Germany: ELMOS Semiconductor, Mittweida University of Applied Sciences, Fabmatics, Fraunhofer Institut für Produktionstechnik und Automatisierung (IPA), Infineon Technologies, Infineon Technologies Dresden, Institute for Automation and Communication, Metralabs – Neue Technologien und Systeme, Plasmetrex, Robert Bosch, Schiller Automatisierungstechnik, Semikron Elektronik, Systema Systementwicklung Manfred Austen, Dresden University of Technology, znt – Zentrum für Neue Technologien;
France: Ion Beam Services;
Italy: L.P.E. SPA, Politecnico di Milano, Università degli Studi Pavia;
Portugal: Amkor Technology, Critical Manufacturing, Instituto de Telecomunicações – Pólo de Aveiro, Universidade de Aveiro
Andreas Felsberger MSc
+43 463 2700 4075
Dr. Romy Müller UNI Services | Alpen-Adria-Universität Klagenfurt
Plant identification increased tenfold with Flora Incognita App in March
03.04.2020 | Technische Universität Ilmenau
AI finds 2D materials in the blink of an eye
02.04.2020 | Institute of Industrial Science, The University of Tokyo
The Belle II experiment has been collecting data from physical measurements for about one year. After several years of rebuilding work, both the SuperKEKB electron–positron accelerator and the Belle II detector have been improved compared with their predecessors in order to achieve a 40-fold higher data rate.
Scientists at 12 institutes in Germany are involved in constructing and operating the detector, developing evaluation algorithms, and analyzing the data.
Electrolytes play a key role in many areas: They are crucial for the storage of energy in our body as well as in batteries. In order to release energy, ions - charged atoms - must move in a liquid such as water. Until now the precise mechanism by which they move through the atoms and molecules of the electrolyte has, however, remained largely unknown. Scientists at the Max Planck Institute for Polymer Research have now shown that the electrical resistance of an electrolyte, which is determined by the motion of ions, can be traced back to microscopic vibrations of these dissolved ions.
In chemistry, common table salt is also known as sodium chloride. If this salt is dissolved in water, sodium and chloride atoms dissolve as positively or...
Drops of water falling on or sliding over surfaces may leave behind traces of electrical charge, causing the drops to charge themselves. Scientists at the Max Planck Institute for Polymer Research (MPI-P) in Mainz have now begun a detailed investigation into this phenomenon that accompanies us in every-day life. They developed a method to quantify the charge generation and additionally created a theoretical model to aid understanding. According to the scientists, the observed effect could be a source of generated power and an important building block for understanding frictional electricity.
Water drops sliding over non-conducting surfaces can be found everywhere in our lives: From the dripping of a coffee machine, to a rinse in the shower, to an...

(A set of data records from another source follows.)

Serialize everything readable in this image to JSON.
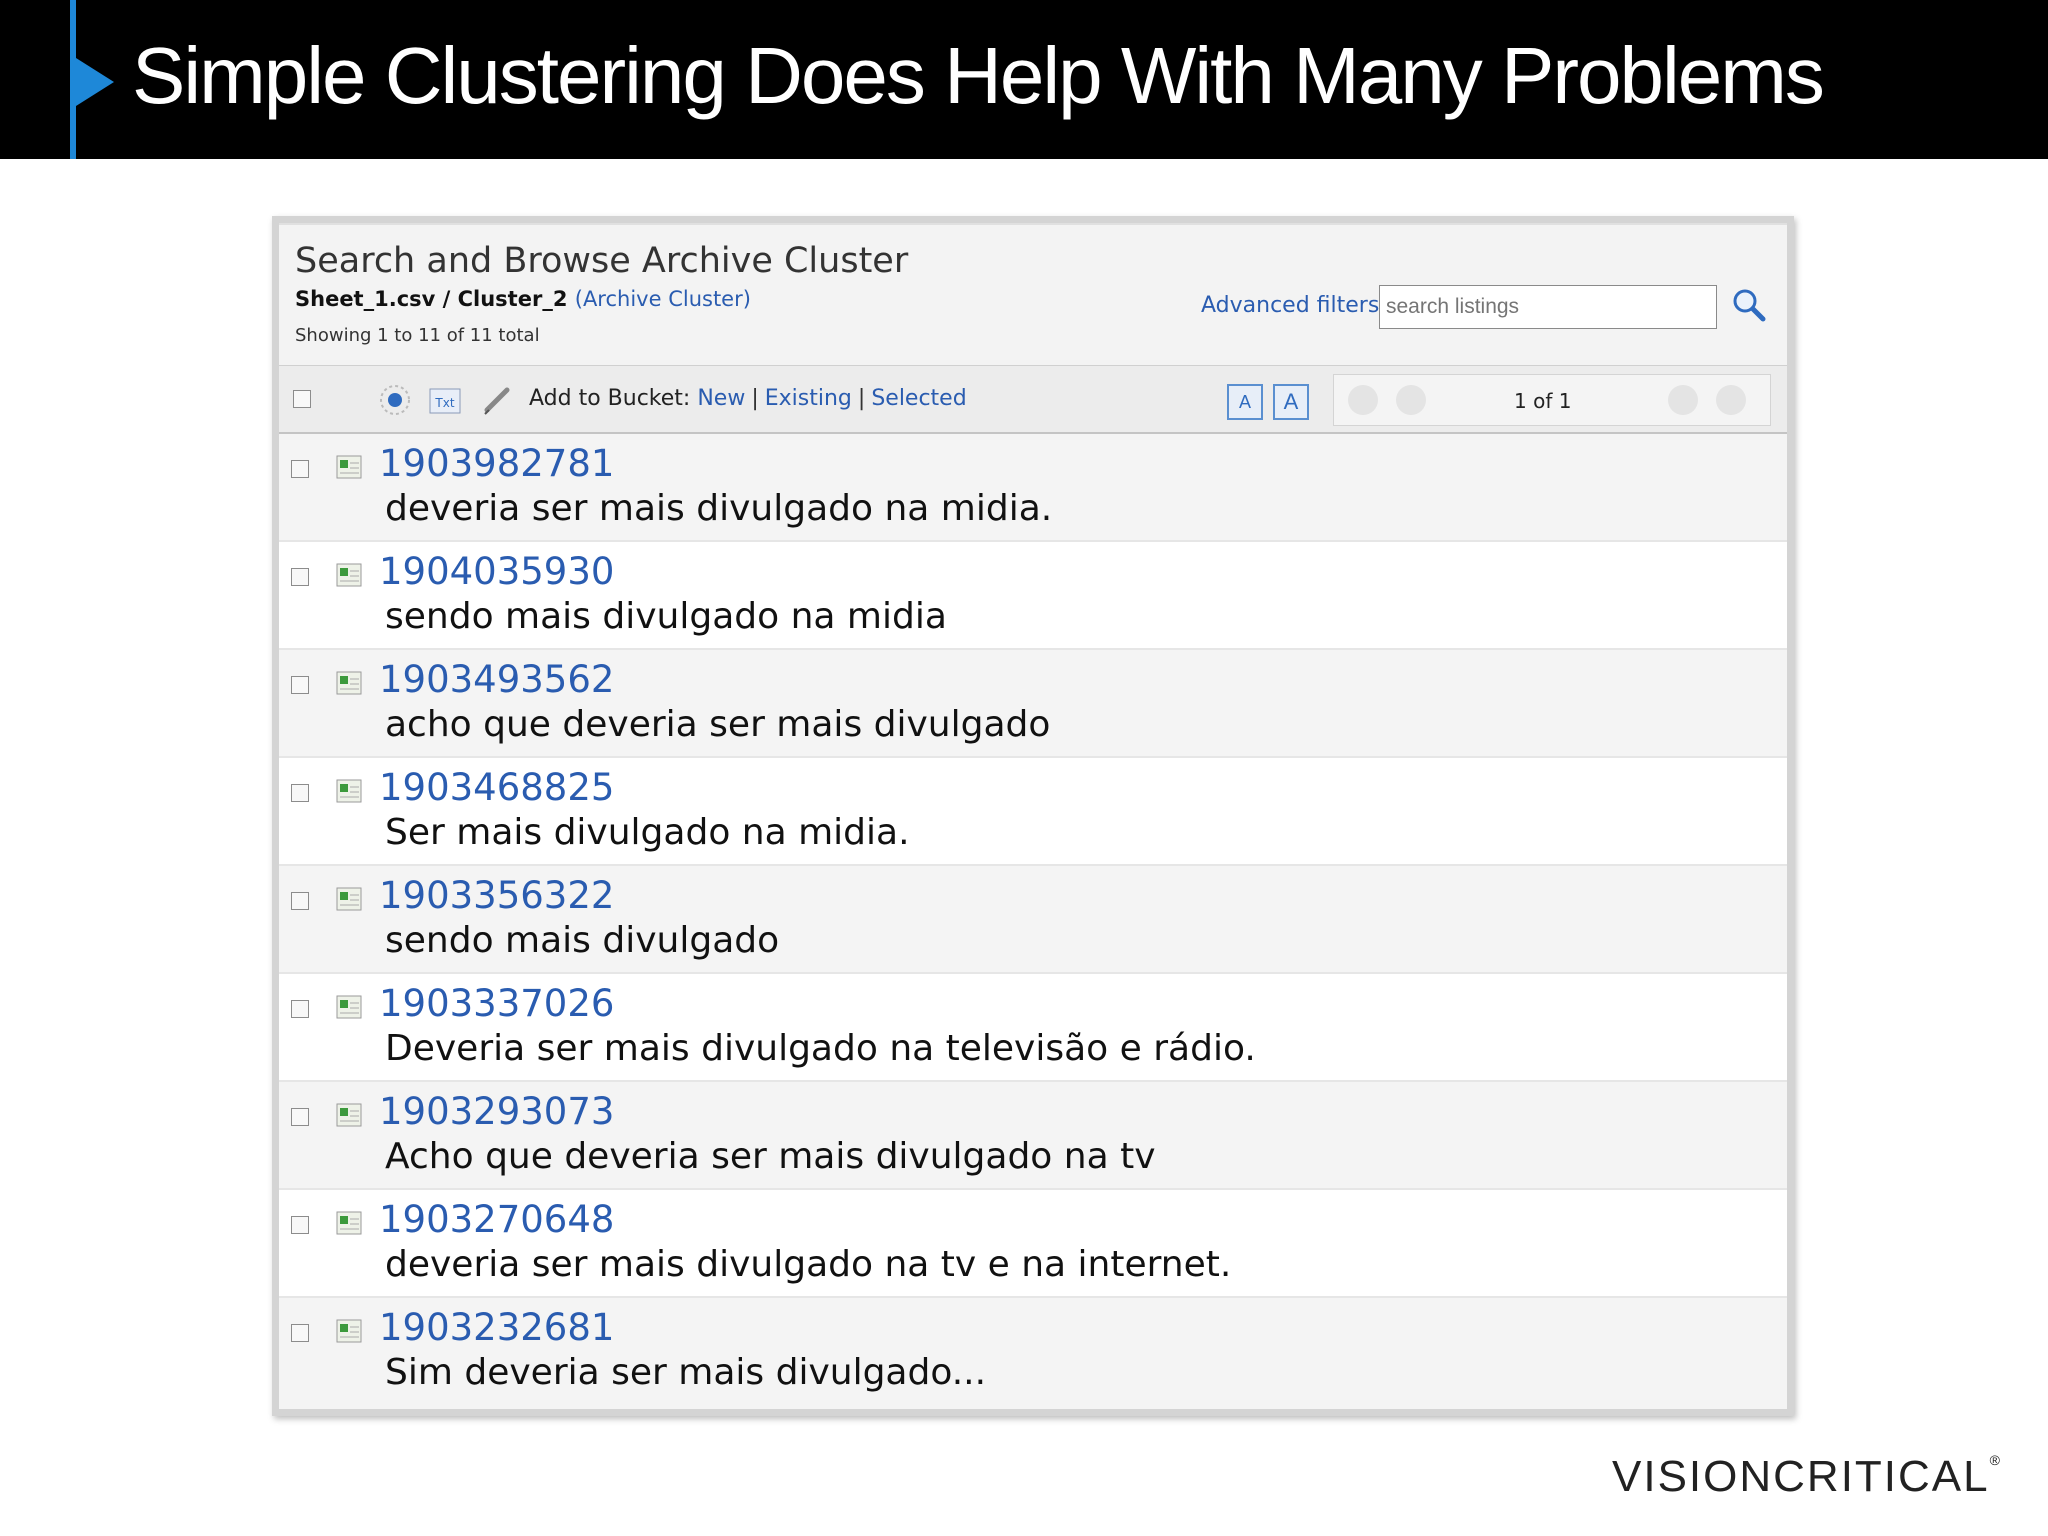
{
  "slide": {
    "title": "Simple Clustering Does Help With Many Problems"
  },
  "panel": {
    "title": "Search and Browse Archive Cluster",
    "file": "Sheet_1.csv / Cluster_2",
    "cluster_type": "(Archive Cluster)",
    "showing": "Showing 1 to 11 of 11 total",
    "advanced_filters": "Advanced filters",
    "search_placeholder": "search listings"
  },
  "toolbar": {
    "add_to_bucket_label": "Add to Bucket:",
    "new": "New",
    "existing": "Existing",
    "selected": "Selected",
    "separator": "|",
    "txt_icon_label": "Txt",
    "font_decrease": "A",
    "font_increase": "A",
    "page_indicator": "1 of 1"
  },
  "rows": [
    {
      "id": "1903982781",
      "text": "deveria ser mais divulgado na midia."
    },
    {
      "id": "1904035930",
      "text": "sendo mais divulgado na midia"
    },
    {
      "id": "1903493562",
      "text": "acho que deveria ser mais divulgado"
    },
    {
      "id": "1903468825",
      "text": "Ser mais divulgado na midia."
    },
    {
      "id": "1903356322",
      "text": "sendo mais divulgado"
    },
    {
      "id": "1903337026",
      "text": "Deveria ser mais divulgado na televisão e rádio."
    },
    {
      "id": "1903293073",
      "text": "Acho que deveria ser mais divulgado na tv"
    },
    {
      "id": "1903270648",
      "text": "deveria ser mais divulgado na tv e na internet."
    },
    {
      "id": "1903232681",
      "text": "Sim deveria ser mais divulgado..."
    }
  ],
  "footer": {
    "logo_text": "VISIONCRITICAL",
    "logo_mark": "®"
  },
  "colors": {
    "header_bg": "#000000",
    "accent_blue": "#1e88d8",
    "link_blue": "#2a5cb0"
  }
}
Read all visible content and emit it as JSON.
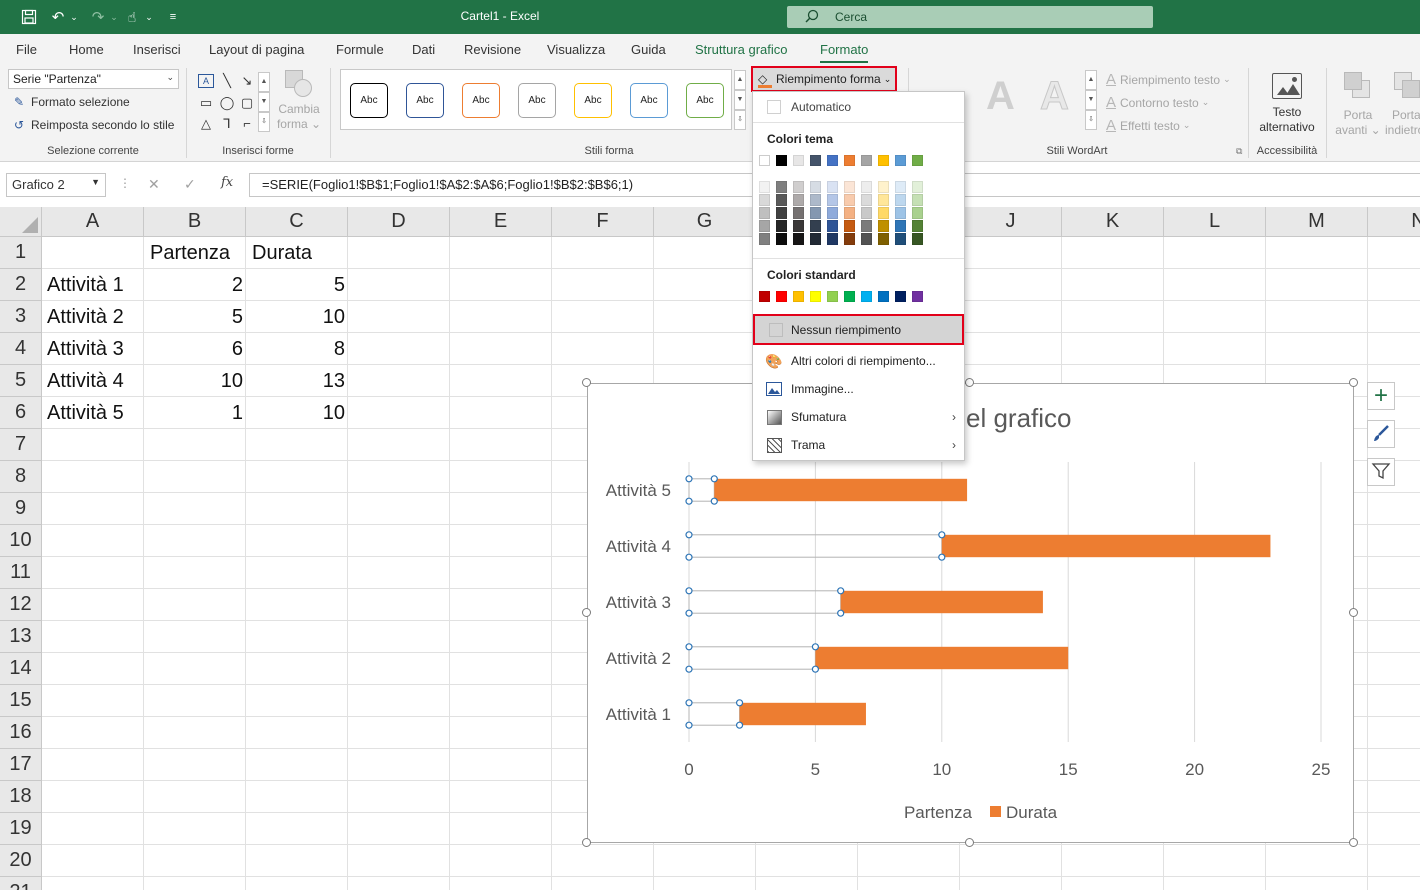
{
  "window": {
    "doc_title": "Cartel1  -  Excel",
    "search_placeholder": "Cerca",
    "colors": {
      "brand": "#217346",
      "accent": "#ED7D31",
      "highlight": "#E2001A"
    }
  },
  "tabs": [
    {
      "label": "File"
    },
    {
      "label": "Home"
    },
    {
      "label": "Inserisci"
    },
    {
      "label": "Layout di pagina"
    },
    {
      "label": "Formule"
    },
    {
      "label": "Dati"
    },
    {
      "label": "Revisione"
    },
    {
      "label": "Visualizza"
    },
    {
      "label": "Guida"
    },
    {
      "label": "Struttura grafico"
    },
    {
      "label": "Formato"
    }
  ],
  "ribbon": {
    "selection": {
      "selected_value": "Serie \"Partenza\"",
      "format_selection": "Formato selezione",
      "reset_style": "Reimposta secondo lo stile",
      "group_label": "Selezione corrente"
    },
    "insert_shapes": {
      "change_shape_l1": "Cambia",
      "change_shape_l2": "forma",
      "group_label": "Inserisci forme"
    },
    "shape_styles": {
      "chips": [
        {
          "text": "Abc",
          "color": "#000000"
        },
        {
          "text": "Abc",
          "color": "#2F5597"
        },
        {
          "text": "Abc",
          "color": "#ED7D31"
        },
        {
          "text": "Abc",
          "color": "#A5A5A5"
        },
        {
          "text": "Abc",
          "color": "#FFC000"
        },
        {
          "text": "Abc",
          "color": "#5B9BD5"
        },
        {
          "text": "Abc",
          "color": "#70AD47"
        }
      ],
      "group_label": "Stili forma"
    },
    "shape_fill_button": "Riempimento forma",
    "wordart": {
      "text_fill": "Riempimento testo",
      "text_outline": "Contorno testo",
      "text_effects": "Effetti testo",
      "group_label": "Stili WordArt"
    },
    "accessibility": {
      "alt_text_l1": "Testo",
      "alt_text_l2": "alternativo",
      "group_label": "Accessibilità"
    },
    "arrange": {
      "bring_forward_l1": "Porta",
      "bring_forward_l2": "avanti",
      "send_backward_l1": "Porta",
      "send_backward_l2": "indietro"
    }
  },
  "formula_bar": {
    "name_box": "Grafico 2",
    "fx": "fx",
    "formula": "=SERIE(Foglio1!$B$1;Foglio1!$A$2:$A$6;Foglio1!$B$2:$B$6;1)"
  },
  "sheet": {
    "columns": [
      "A",
      "B",
      "C",
      "D",
      "E",
      "F",
      "G",
      "H",
      "I",
      "J",
      "K",
      "L",
      "M",
      "N"
    ],
    "rows": [
      "1",
      "2",
      "3",
      "4",
      "5",
      "6",
      "7",
      "8",
      "9",
      "10",
      "11",
      "12",
      "13",
      "14",
      "15",
      "16",
      "17",
      "18",
      "19",
      "20",
      "21"
    ],
    "header_row": [
      "",
      "Partenza",
      "Durata"
    ],
    "data": [
      [
        "Attività 1",
        "2",
        "5"
      ],
      [
        "Attività 2",
        "5",
        "10"
      ],
      [
        "Attività 3",
        "6",
        "8"
      ],
      [
        "Attività 4",
        "10",
        "13"
      ],
      [
        "Attività 5",
        "1",
        "10"
      ]
    ]
  },
  "chart_data": {
    "type": "bar",
    "orientation": "horizontal",
    "stacked": true,
    "title": "el grafico",
    "categories": [
      "Attività 1",
      "Attività 2",
      "Attività 3",
      "Attività 4",
      "Attività 5"
    ],
    "series": [
      {
        "name": "Partenza",
        "values": [
          2,
          5,
          6,
          10,
          1
        ],
        "fill": "none"
      },
      {
        "name": "Durata",
        "values": [
          5,
          10,
          8,
          13,
          10
        ],
        "fill": "#ED7D31"
      }
    ],
    "xlim": [
      0,
      25
    ],
    "x_ticks": [
      "0",
      "5",
      "10",
      "15",
      "20",
      "25"
    ],
    "grid": true,
    "legend": "bottom"
  },
  "dropdown": {
    "automatic": "Automatico",
    "theme_colors_label": "Colori tema",
    "theme_colors": [
      "#FFFFFF",
      "#000000",
      "#E7E6E6",
      "#44546A",
      "#4472C4",
      "#ED7D31",
      "#A5A5A5",
      "#FFC000",
      "#5B9BD5",
      "#70AD47"
    ],
    "theme_shades": [
      [
        "#F2F2F2",
        "#D9D9D9",
        "#BFBFBF",
        "#A6A6A6",
        "#808080"
      ],
      [
        "#7F7F7F",
        "#595959",
        "#404040",
        "#262626",
        "#0D0D0D"
      ],
      [
        "#D0CECE",
        "#AEAAAA",
        "#757171",
        "#3A3838",
        "#171616"
      ],
      [
        "#D6DCE4",
        "#ADB9CA",
        "#8497B0",
        "#333F4F",
        "#222A35"
      ],
      [
        "#D9E2F3",
        "#B4C6E7",
        "#8EAADB",
        "#2F5597",
        "#1F3864"
      ],
      [
        "#FBE5D6",
        "#F8CBAD",
        "#F4B183",
        "#C55A11",
        "#843C0C"
      ],
      [
        "#EDEDED",
        "#DBDBDB",
        "#C9C9C9",
        "#7B7B7B",
        "#525252"
      ],
      [
        "#FFF2CC",
        "#FFE699",
        "#FFD966",
        "#BF9000",
        "#7F6000"
      ],
      [
        "#DEEBF7",
        "#BDD7EE",
        "#9DC3E6",
        "#2E75B6",
        "#1F4E79"
      ],
      [
        "#E2F0D9",
        "#C5E0B4",
        "#A9D18E",
        "#548235",
        "#375623"
      ]
    ],
    "standard_colors_label": "Colori standard",
    "standard_colors": [
      "#C00000",
      "#FF0000",
      "#FFC000",
      "#FFFF00",
      "#92D050",
      "#00B050",
      "#00B0F0",
      "#0070C0",
      "#002060",
      "#7030A0"
    ],
    "no_fill": "Nessun riempimento",
    "more_colors": "Altri colori di riempimento...",
    "picture": "Immagine...",
    "gradient": "Sfumatura",
    "texture": "Trama"
  }
}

90 million-year-old forest soil provides unexpected evidence for exceptionally warm climate near the South Pole in the Cretaceous
An international team of researchers led by geoscientists from the Alfred Wegener Institute, Helmholtz Centre for Polar and Marine Research (AWI) have now...
The bacteria that cause tuberculosis need iron to survive. Researchers at the University of Zurich have now solved the first detailed structure of the transport protein responsible for the iron supply. When the iron transport into the bacteria is inhibited, the pathogen can no longer grow. This opens novel ways to develop targeted tuberculosis drugs.
One of the most devastating pathogens that lives inside human cells is Mycobacterium tuberculosis, the bacillus that causes tuberculosis. According to the...
07.04.2020 | Event News
06.04.2020 | Event News
02.04.2020 | Event News
07.04.2020 | Power and Electrical Engineering
07.04.2020 | Power and Electrical Engineering
07.04.2020 | Physics and Astronomy